[Component data from apps and pages]
== == ==

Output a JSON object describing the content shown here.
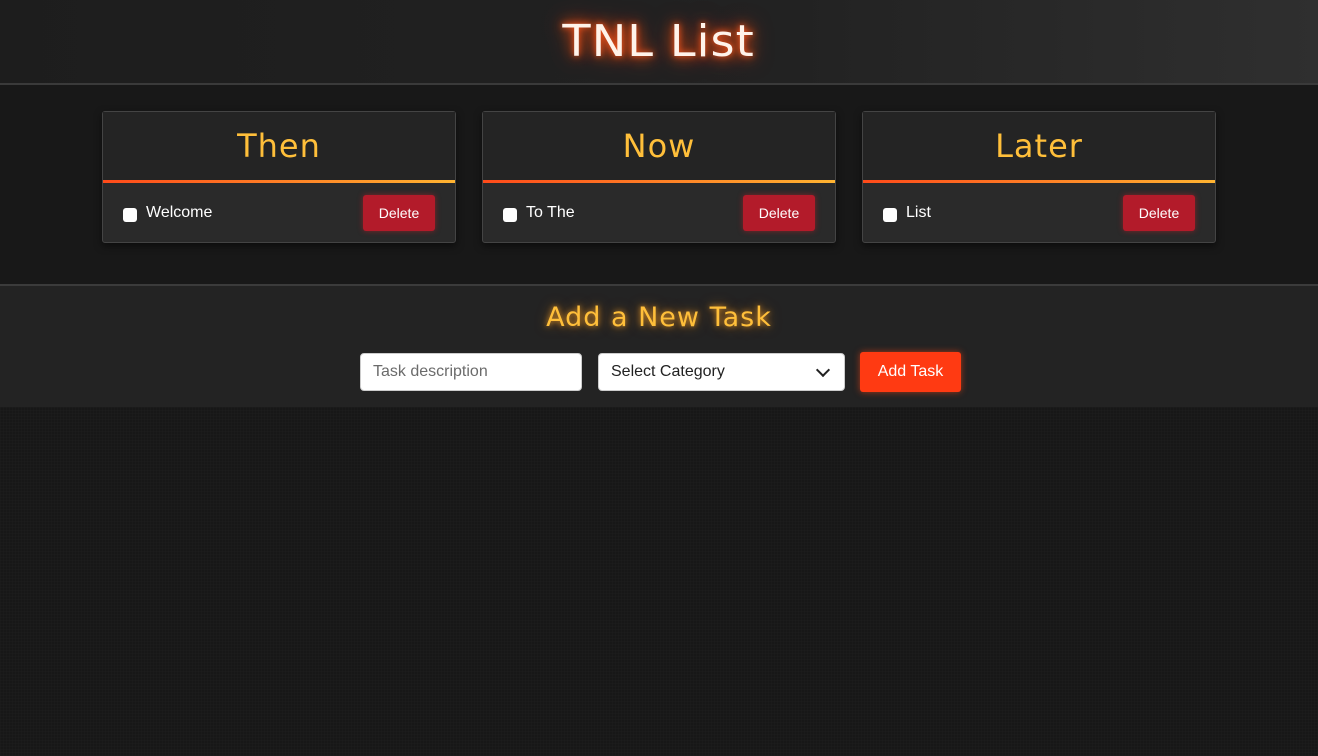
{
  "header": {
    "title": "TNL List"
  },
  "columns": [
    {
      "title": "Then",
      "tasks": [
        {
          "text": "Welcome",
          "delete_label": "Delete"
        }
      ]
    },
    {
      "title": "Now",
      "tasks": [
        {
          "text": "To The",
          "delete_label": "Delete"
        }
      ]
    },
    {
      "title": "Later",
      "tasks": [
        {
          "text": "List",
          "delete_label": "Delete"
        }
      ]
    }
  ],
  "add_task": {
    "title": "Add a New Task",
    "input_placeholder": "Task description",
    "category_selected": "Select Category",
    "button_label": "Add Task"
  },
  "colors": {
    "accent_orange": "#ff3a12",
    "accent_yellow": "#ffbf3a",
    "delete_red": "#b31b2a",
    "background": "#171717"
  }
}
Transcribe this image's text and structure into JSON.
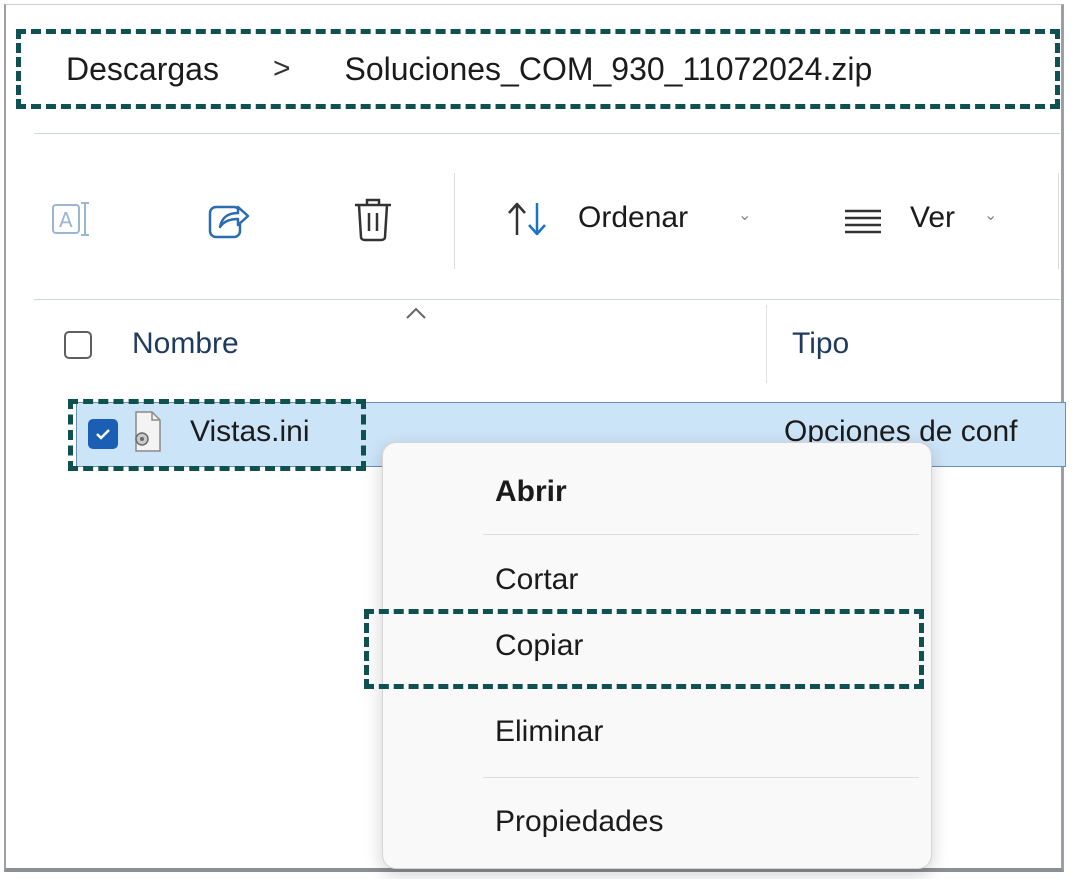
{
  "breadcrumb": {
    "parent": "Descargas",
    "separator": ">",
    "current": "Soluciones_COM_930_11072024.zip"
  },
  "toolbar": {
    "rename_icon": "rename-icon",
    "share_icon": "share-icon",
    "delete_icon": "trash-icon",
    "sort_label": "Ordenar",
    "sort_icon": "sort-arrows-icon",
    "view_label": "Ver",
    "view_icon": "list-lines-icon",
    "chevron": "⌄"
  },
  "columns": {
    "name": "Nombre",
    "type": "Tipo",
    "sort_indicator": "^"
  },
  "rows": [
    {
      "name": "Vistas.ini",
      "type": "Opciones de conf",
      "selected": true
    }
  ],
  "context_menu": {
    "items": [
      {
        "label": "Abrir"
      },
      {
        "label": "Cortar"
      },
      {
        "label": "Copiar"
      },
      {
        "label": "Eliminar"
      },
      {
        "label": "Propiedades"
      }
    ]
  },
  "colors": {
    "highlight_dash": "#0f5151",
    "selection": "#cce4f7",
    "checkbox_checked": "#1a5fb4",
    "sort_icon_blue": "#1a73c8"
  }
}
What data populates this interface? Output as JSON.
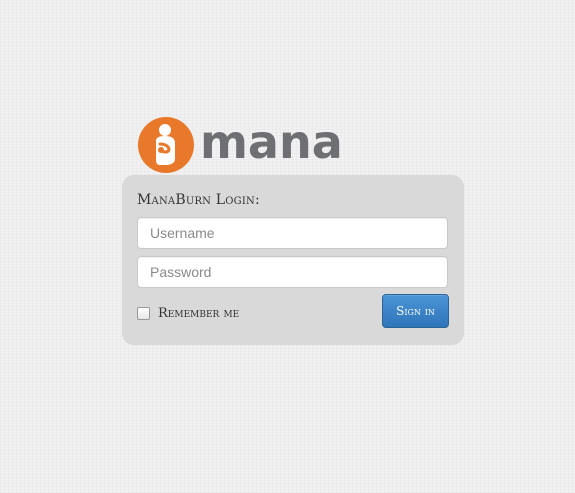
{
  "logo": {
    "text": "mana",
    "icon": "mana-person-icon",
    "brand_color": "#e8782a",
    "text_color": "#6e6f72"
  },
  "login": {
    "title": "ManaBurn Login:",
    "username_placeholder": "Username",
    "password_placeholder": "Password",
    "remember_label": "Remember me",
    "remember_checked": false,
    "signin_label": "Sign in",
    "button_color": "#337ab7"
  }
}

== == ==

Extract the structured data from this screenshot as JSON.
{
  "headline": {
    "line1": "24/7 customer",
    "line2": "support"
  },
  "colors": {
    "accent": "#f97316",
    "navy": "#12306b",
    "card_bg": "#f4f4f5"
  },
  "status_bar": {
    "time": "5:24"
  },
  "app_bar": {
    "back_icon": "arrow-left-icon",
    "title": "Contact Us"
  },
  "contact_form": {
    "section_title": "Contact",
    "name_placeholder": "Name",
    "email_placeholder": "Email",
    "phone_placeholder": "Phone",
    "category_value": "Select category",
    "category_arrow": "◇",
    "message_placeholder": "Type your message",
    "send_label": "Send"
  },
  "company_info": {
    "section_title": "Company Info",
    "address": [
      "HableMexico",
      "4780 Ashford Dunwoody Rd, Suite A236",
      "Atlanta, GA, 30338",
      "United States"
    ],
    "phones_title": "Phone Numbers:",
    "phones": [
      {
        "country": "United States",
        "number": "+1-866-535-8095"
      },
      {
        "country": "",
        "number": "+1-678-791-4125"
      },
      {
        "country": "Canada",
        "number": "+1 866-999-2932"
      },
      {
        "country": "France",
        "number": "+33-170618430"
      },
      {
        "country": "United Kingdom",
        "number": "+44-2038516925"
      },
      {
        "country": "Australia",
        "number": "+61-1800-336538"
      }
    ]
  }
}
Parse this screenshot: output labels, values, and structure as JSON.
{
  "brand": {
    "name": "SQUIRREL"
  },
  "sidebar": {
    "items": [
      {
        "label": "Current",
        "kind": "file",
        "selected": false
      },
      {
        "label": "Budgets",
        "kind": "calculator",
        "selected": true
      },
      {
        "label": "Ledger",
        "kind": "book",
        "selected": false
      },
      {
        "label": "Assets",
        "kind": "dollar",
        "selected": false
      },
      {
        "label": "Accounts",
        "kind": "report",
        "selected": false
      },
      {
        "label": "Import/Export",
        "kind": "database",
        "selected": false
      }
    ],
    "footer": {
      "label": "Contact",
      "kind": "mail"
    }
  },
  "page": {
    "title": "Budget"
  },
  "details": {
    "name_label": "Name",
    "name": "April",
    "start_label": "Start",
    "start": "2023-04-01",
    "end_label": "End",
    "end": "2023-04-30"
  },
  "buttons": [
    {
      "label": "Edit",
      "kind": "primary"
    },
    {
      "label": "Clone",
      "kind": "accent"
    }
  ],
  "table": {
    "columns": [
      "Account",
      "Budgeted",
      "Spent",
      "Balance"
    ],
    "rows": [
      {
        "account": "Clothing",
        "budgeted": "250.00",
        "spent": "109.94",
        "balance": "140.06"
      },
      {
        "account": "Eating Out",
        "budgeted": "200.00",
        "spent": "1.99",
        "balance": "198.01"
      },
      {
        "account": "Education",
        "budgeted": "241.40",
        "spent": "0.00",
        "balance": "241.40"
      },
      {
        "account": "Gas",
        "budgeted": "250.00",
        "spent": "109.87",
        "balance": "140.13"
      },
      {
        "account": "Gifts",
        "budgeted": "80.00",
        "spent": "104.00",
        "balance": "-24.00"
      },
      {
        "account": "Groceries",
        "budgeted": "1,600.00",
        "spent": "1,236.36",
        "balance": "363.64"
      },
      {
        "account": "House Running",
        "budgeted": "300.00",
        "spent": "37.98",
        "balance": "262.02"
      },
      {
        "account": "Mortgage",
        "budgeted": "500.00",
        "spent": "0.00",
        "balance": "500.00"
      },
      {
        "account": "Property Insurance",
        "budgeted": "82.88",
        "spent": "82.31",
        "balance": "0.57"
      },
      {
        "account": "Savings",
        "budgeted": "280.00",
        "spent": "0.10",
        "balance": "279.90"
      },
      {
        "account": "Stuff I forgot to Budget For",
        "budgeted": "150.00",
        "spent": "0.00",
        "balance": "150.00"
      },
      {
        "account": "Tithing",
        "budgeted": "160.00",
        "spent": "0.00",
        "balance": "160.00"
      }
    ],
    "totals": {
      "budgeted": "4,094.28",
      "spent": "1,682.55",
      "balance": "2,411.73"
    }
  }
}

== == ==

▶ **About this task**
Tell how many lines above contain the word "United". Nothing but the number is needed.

▶ **Answer below**
3